--- Given records ---
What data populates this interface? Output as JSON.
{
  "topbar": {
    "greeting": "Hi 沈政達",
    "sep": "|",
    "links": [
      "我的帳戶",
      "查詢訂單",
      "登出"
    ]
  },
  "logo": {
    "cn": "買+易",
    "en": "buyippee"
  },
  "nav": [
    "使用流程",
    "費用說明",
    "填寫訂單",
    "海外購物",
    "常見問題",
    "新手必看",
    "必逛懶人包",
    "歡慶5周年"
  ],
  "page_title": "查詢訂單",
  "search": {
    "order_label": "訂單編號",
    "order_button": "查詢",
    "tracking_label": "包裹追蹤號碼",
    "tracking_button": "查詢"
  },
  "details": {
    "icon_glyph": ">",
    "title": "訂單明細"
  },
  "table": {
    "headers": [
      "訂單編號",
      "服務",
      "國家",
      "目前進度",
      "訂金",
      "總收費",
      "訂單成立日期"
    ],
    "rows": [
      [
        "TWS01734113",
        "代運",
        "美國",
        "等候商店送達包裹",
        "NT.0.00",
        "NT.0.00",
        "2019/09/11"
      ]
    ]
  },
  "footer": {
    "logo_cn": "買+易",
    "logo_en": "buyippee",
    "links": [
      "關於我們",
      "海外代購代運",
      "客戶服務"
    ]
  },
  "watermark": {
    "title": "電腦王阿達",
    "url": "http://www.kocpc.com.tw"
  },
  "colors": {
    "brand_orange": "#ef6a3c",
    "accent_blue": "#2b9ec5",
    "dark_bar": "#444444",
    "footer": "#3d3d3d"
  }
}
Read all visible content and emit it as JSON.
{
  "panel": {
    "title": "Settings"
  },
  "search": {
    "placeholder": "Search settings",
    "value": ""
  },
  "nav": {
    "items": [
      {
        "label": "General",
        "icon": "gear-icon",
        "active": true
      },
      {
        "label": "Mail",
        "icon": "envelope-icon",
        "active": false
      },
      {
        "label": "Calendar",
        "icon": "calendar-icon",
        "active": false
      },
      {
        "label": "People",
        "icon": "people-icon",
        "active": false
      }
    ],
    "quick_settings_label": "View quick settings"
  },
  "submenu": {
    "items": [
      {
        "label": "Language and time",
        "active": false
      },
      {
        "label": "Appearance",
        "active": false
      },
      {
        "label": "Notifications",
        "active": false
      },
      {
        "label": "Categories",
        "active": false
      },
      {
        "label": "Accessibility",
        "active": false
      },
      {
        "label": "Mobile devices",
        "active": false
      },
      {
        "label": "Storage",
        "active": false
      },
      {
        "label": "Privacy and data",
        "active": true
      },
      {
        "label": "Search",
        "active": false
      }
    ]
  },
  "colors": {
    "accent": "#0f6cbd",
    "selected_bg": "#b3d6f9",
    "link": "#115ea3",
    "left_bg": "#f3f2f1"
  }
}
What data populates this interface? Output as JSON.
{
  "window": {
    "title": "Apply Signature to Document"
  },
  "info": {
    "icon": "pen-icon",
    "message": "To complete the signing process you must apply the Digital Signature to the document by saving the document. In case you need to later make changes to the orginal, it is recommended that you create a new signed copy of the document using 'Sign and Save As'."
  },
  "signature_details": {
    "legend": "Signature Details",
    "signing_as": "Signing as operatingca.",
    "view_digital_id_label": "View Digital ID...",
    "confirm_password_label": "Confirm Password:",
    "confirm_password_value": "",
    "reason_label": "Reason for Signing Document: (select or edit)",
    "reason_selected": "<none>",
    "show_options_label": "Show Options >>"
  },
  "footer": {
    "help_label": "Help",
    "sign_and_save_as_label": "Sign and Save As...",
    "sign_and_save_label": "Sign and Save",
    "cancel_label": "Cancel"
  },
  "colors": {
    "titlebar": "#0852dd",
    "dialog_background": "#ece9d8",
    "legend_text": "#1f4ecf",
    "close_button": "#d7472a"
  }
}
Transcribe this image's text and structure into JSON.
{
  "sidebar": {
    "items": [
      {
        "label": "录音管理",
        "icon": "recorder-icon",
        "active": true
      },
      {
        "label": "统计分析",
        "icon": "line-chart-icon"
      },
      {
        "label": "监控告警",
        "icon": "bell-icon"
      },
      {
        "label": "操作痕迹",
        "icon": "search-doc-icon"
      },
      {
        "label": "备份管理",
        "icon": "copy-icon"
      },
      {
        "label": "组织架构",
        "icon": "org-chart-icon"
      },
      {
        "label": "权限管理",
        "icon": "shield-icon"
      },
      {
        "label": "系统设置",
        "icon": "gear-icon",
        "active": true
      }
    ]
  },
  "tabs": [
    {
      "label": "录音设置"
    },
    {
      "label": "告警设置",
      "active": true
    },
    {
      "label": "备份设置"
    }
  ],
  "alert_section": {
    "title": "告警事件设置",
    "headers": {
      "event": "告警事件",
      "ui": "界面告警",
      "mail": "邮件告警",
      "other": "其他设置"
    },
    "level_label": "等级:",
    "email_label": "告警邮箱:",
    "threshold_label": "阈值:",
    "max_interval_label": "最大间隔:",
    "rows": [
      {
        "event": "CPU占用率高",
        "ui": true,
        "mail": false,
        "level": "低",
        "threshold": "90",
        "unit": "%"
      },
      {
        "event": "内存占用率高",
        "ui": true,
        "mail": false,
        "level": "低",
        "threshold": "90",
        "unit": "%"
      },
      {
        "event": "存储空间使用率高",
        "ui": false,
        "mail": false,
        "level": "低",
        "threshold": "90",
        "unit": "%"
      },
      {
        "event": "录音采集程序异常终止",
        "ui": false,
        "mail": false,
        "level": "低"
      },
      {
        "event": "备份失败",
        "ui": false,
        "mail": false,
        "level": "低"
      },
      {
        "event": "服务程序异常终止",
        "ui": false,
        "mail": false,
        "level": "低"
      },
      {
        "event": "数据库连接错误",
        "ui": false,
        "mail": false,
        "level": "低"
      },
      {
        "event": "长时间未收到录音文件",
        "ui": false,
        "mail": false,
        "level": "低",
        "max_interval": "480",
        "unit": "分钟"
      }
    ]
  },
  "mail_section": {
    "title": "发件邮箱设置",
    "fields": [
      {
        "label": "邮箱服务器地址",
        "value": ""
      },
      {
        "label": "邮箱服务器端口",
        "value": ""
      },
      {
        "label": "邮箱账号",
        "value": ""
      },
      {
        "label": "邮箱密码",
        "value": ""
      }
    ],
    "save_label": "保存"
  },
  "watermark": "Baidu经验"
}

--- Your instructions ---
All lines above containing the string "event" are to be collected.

--- Response to this task ---
      "event": "告警事件",
        "event": "CPU占用率高",
        "event": "内存占用率高",
        "event": "存储空间使用率高",
        "event": "录音采集程序异常终止",
        "event": "备份失败",
        "event": "服务程序异常终止",
        "event": "数据库连接错误",
        "event": "长时间未收到录音文件",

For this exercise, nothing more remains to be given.